"I know that you were at Berkeley in the late thirties, possibly as an English major. So was I. Forgive me, but your reviews do read like the earnest efforts of a bright girl still bucking (endlessly) for A's.... I have a nagging thought: Was there something between us that I don't remember? I sense it, but I have no recollection of having known you.... I suppose one day we shall meet. We may have a civil exchange of a sort. Or not. I will make that determination." — Gregory Peck to Pauline Kael, after she wrote, of The Keys of the Kingdom, "(t)his is perhaps the most dignified and sexless performance ever given by a rising young male star"I can boast of no complainant quite so glamorous, although, as if to reinforce the suspicion that the present is but the past, replayed as shoddy farce, I once received a summons to meet Dickie Attenborough after I disdained his and Eric Cantona's performances in the 1998 film Elizabeth. Attenborough played William Cecil, 1st Baron Burghley, and Eric Cantona, fresh from the midfield of Manchester United played Monsieur de Foix; they both pop up together about halfway through the movie, in doublet and hose, prompting a low gurgle of mirth in this reviewer, and a comment in my Sunday Times column that week to the effect that the producers of period dramas should never cast such well-known faces, so low down the cast list, so late in a movie. The letter inviting me to lunch at Pinewood studios, where Attenborough was then mixing his new movie, arrived a few weeks later. I was perplexed, but too intrigued to turn it down, so a week later caught the tube all the way out to the Uxbridge road, was buzzed in and made my way up to Attenborough's office. Sir Dickie sat behind his desk, smoking a cigar. He made small-talk for ten minutes or so before bringing up my review. Ah, I thought. But of course.
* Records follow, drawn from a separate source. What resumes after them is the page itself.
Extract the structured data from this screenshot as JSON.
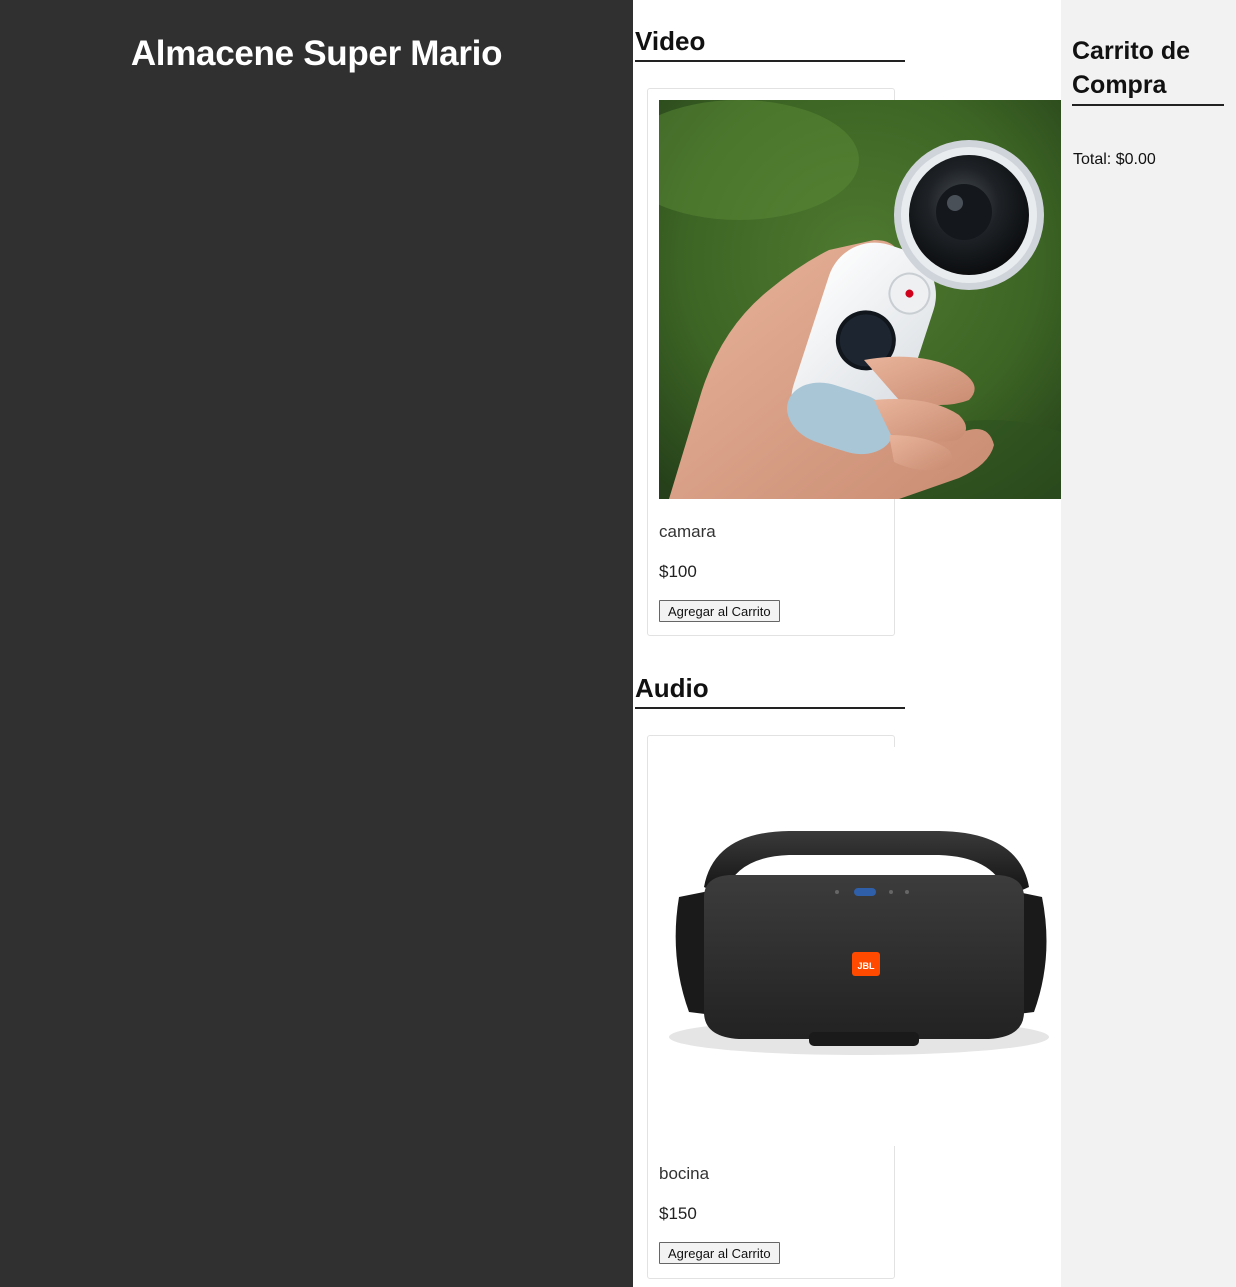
{
  "store": {
    "title": "Almacene Super Mario"
  },
  "sections": [
    {
      "title": "Video",
      "product": {
        "name": "camara",
        "price": "$100",
        "button_label": "Agregar al Carrito",
        "image": "360-camera-in-hand"
      }
    },
    {
      "title": "Audio",
      "product": {
        "name": "bocina",
        "price": "$150",
        "button_label": "Agregar al Carrito",
        "image": "portable-bluetooth-speaker"
      }
    }
  ],
  "cart": {
    "title": "Carrito de Compra",
    "total_label": "Total:",
    "total_value": "$0.00",
    "logo_text": "JBL"
  },
  "colors": {
    "sidebar": "#303030",
    "cart_panel": "#f2f2f2",
    "speaker_logo": "#ff4a00"
  }
}
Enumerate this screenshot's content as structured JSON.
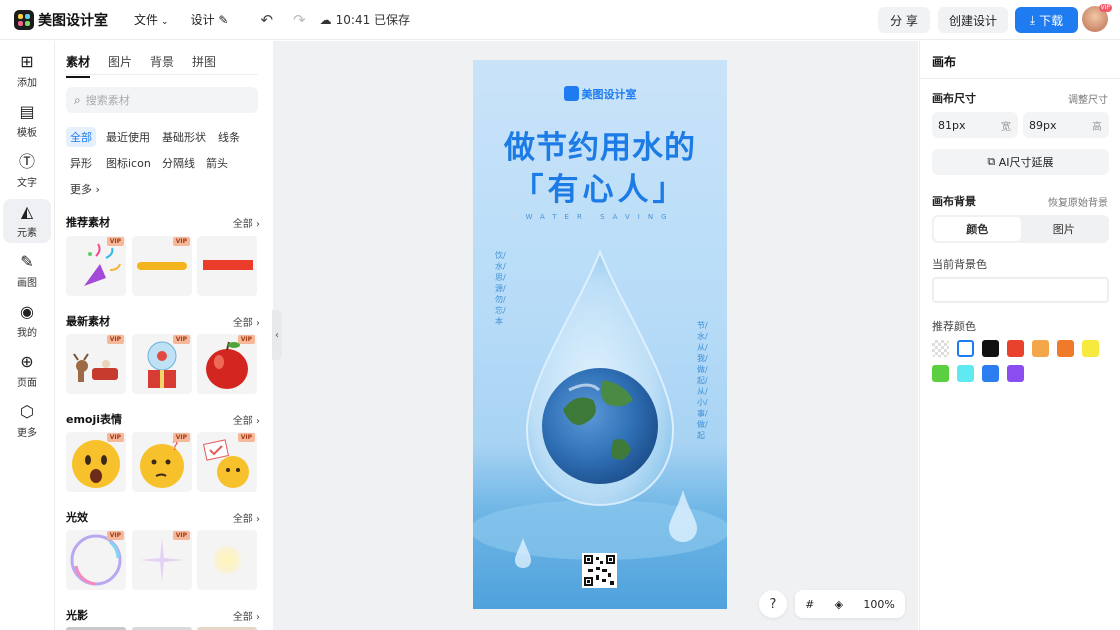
{
  "app": {
    "title": "美图设计室"
  },
  "topbar": {
    "file_menu": "文件",
    "design_menu": "设计",
    "save_status": "10:41 已保存",
    "share": "分 享",
    "create_design": "创建设计",
    "download": "下载",
    "avatar_badge": "VIP"
  },
  "rail": [
    {
      "label": "添加",
      "icon": "plus-square-icon"
    },
    {
      "label": "模板",
      "icon": "template-icon"
    },
    {
      "label": "文字",
      "icon": "text-icon"
    },
    {
      "label": "元素",
      "icon": "shapes-icon"
    },
    {
      "label": "画图",
      "icon": "pen-icon"
    },
    {
      "label": "我的",
      "icon": "user-icon"
    },
    {
      "label": "页面",
      "icon": "page-add-icon"
    },
    {
      "label": "更多",
      "icon": "cube-icon"
    }
  ],
  "panel": {
    "tabs": [
      "素材",
      "图片",
      "背景",
      "拼图"
    ],
    "search_placeholder": "搜索素材",
    "chips": [
      "全部",
      "最近使用",
      "基础形状",
      "线条",
      "异形",
      "图标icon",
      "分隔线",
      "箭头",
      "更多"
    ],
    "all_label": "全部",
    "vip_label": "VIP",
    "sections": [
      "推荐素材",
      "最新素材",
      "emoji表情",
      "光效",
      "光影"
    ]
  },
  "poster": {
    "brand": "美图设计室",
    "title1": "做节约用水的",
    "title2": "「有心人」",
    "subtitle": "WATER SAVING",
    "vertical_left": "饮/水/思/源/勿/忘/本",
    "vertical_right": "节/水/从/我/做/起/从/小/事/做/起"
  },
  "zoom": {
    "help": "?",
    "grid": "#",
    "level": "100%"
  },
  "right": {
    "title": "画布",
    "size_label": "画布尺寸",
    "resize_link": "调整尺寸",
    "width_value": "81px",
    "width_unit": "宽",
    "height_value": "89px",
    "height_unit": "高",
    "ai_button": "AI尺寸延展",
    "bg_label": "画布背景",
    "restore_link": "恢复原始背景",
    "seg_color": "颜色",
    "seg_image": "图片",
    "current_bg_label": "当前背景色",
    "recommended_label": "推荐颜色",
    "swatches": [
      "transparent",
      "#ffffff",
      "#111111",
      "#e8412c",
      "#f4a64b",
      "#ee7a2a",
      "#f7ea3e",
      "#5bcf3f",
      "#5eeaf0",
      "#2b7df0",
      "#8a4df0"
    ]
  }
}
"I mention it not for my sake but Eric's, you understand," he said. "I'm used to this sort of thing, but he is just starting his career as an actor and was so dreadfully discouraged by what you wrote."I sat there, not knowing quite what to say, except to reassure him that my opinion was sincere, that no-one had held a gun to my head, etc etc. And with that the conversation seemed to have exhausted it's natural course. I could no more recant my view than he could ask me to. Lunch never arrived. Instead, he inflicted on me ten minutes of his atrocious new film, Grey Owl, which featured Piers Brosnan posing against a variety of Canadian backdrops, playing an Indian chief, with feathers in his hair. After it had finished, I could think of nothing to say except that the Canadian foliage looked lovely at that time of year. I said that I'd better be getting back and pushed off home.